7. Pressing an imaginary brake pedal
8. Advising on which lane the driver should be in
9. Telling the driver when the traffic lights have changed to green
10. Insisting on giving directions.

How to cope with a backseat driver

1.Make your 'instructor' aware of the dangers of giving suggestions. Refer him or her to the stats above about crashes and near-misses
2. Tell him/her how you feel
3. Listen to audio books, podcasts or music together
4. Plan your trip, including stops along the way
5. Consider changing your driving style (i.e., if your backseater makes you drive with hesitation, work to drive more confidently)
6. Don't speed or tailgate
7. Try the gag and blindfold method.

Rarely will people admit to backseat driver behaviour. And there are times just about any driver will want help - navigating an unfamiliar area, crossing a busy intersection, deciding when and where to pull over when rain falls in sheets.

The rest of the time, keep 'helpful" tips to yourself. We want to arrive safely as much as you do. If you can't zip your lip, hail a cab or call an Uber. Just don't flail and gasp as we enter this week's version of the Bayfair roundabout, leaving me to ponder the location of the nearest defibrillator.

I have just one year to be smug about not being a backseat driver: my daughter turns 16 at the end of next January.

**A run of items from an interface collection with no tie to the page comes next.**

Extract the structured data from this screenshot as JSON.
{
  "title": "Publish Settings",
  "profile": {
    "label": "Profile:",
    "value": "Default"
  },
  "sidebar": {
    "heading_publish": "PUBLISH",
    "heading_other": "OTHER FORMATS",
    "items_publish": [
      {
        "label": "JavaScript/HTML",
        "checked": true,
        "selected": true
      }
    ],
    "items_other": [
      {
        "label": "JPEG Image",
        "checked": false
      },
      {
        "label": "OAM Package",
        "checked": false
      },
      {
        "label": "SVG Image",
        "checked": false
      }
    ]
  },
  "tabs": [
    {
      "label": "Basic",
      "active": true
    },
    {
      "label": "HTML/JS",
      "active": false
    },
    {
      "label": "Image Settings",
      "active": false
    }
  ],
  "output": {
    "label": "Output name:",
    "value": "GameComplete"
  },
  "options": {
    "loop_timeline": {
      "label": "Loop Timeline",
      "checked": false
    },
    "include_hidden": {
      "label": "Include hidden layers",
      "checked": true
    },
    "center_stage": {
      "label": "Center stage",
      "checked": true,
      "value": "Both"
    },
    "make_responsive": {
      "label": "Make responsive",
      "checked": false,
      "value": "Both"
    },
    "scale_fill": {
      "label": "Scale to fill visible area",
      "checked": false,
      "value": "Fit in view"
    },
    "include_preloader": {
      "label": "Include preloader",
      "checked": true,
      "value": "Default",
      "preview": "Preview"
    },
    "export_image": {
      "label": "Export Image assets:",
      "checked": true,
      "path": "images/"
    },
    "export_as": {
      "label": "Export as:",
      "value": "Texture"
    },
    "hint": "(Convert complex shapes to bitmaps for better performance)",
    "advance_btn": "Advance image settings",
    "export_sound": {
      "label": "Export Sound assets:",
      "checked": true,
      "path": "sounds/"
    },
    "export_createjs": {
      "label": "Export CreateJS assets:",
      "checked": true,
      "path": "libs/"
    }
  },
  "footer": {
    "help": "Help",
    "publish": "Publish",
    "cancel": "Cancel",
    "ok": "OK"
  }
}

Then we'll see who can refrain from stomping an imaginary brake.